On this matter, Clark seems to be in greater agreement with Lewis than Tolkien. Lewis writes “that is one of the functions, of art: to present what the narrow desperately practical perspectives of real life exclude.”[17] I would argue that real life does not exclude the fantastical with which art reacquaints us; rather habit and routine allow us to forget the fantastical inherently present in real life. Clark argues that the ‘desperately practical perspectives of real life,’ as Lewis describes them, are what allow us to fully appreciate and understand the world of Faërie:

Only those who have lived out of water know what water is. Only those whose ordinary human life is structured by ceremonial and human meaning, who know of their duties and their perils, their friends and children, can clearly conceive that form of life which is fairy.[18]

I would say that the experience of disenchantment, of seeing the world from a desperately practical perspective, is simply a forgetting of the enchantment inherent in our lived reality, the magic of the waking world. Such forgetting is its own form of enchantment. We are compelled, as Lewis felt, to return again and again to the great stories that affected our lives so deeply because some part of us knows we want to remember. We forget so that we may remember. “The primal desire at the heart of Faërie,” Tolkien writes, is “the realisation, independent of the conceiving mind, of imagined wonder.”[19] We forget so that again and again we may return, through story and Imagination, to experience wonder once more.

Works Cited

Chesterton, G.K. “Fairy Tales.” In G.K. Chesterton. New York, NY: Catholic Way Publishing, 2014.

Clark, Stephen R.L. “How To Believe In Fairies,” Inquiry, 30:4: 337-355.

MacDonald, George. “The Fantastic Imagination.” In A Dish of Orts, 232-237. Hazleton, PA: The Electronic Classics Series, 2012.

Lewis, C.S. “On Stories.” In Of Other Worlds, 3-21. San Diego, CA: Harcourt, Inc, 1994.

Tolkien, J.R.R. “On Fairy-Stories.” In The Monsters and the Critics. Edited by

Christopher Tolkien. London, England: HarperCollins Publishers, 2006.
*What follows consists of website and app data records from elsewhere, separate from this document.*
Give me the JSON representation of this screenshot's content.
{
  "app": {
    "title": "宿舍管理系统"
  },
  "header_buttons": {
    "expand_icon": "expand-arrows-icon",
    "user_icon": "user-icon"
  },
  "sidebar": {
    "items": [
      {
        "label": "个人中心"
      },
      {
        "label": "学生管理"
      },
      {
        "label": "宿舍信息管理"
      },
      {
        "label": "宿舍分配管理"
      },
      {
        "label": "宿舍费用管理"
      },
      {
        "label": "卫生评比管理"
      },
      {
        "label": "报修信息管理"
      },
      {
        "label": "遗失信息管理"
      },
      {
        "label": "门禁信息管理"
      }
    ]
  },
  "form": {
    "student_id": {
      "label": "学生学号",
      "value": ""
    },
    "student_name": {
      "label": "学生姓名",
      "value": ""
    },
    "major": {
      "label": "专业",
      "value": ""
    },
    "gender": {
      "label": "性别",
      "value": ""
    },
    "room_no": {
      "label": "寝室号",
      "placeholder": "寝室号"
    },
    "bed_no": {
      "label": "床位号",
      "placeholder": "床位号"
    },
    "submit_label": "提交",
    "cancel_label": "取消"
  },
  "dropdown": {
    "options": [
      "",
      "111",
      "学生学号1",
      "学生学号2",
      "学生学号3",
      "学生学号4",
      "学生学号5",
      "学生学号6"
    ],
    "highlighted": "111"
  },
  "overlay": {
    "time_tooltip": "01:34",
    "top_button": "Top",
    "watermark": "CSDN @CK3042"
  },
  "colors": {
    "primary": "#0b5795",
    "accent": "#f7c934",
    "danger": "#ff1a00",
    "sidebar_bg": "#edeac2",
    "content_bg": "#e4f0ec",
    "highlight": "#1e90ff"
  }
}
Elves at Woody End - Alan Lee

[1] J.R.R. Tolkien, “On Fairy-Stories” in The Monsters and the Critics, ed. Christopher Tolkien (London, England: HarperCollins Publishers, 2006), 109.

[2] C.S. Lewis, “On Stories,” in Of Other Worlds (San Diego, CA: Harcourt, Inc, 1994).

[3] Tolkien, “On Fairy-Stories,” 135-6.

[4] Ibid, 137.

[5] Tolkien, “On Fairy-Stories,” 138.

[6] Ibid, 132.

[7] George MacDonald, “The Fantastic Imagination,” in A Dish of Orts (Hazleton, PA: The Electronic Classics Series, 2012), 233.

[8] MacDonald, “The Fantastic Imagination,” 233.

[9] Tolkien, “On Fairy-Stories,” 145.

[10] G.K. Chesterton, “Fairy Tales,” in G.K. Chesterton (New York, NY: Catholic Way Publishing, 2014).

[11] Tolkien, “On Fairy-Stories,” 155.

[12] Stephen R.L. Clark, “How To Believe In Fairies,” Inquiry, 30:4: 337.

[13] Tolkien, “On Fairy-Stories,” 113, n. 2.

[14] Ibid, 146.

[15] Ibid.

[16] Lewis, “On Stories.”

[17] Ibid.

[18] Clark, “How To Believe In Fairies,” 349.

[19] Tolkien, “On Fairy-Stories,” 116.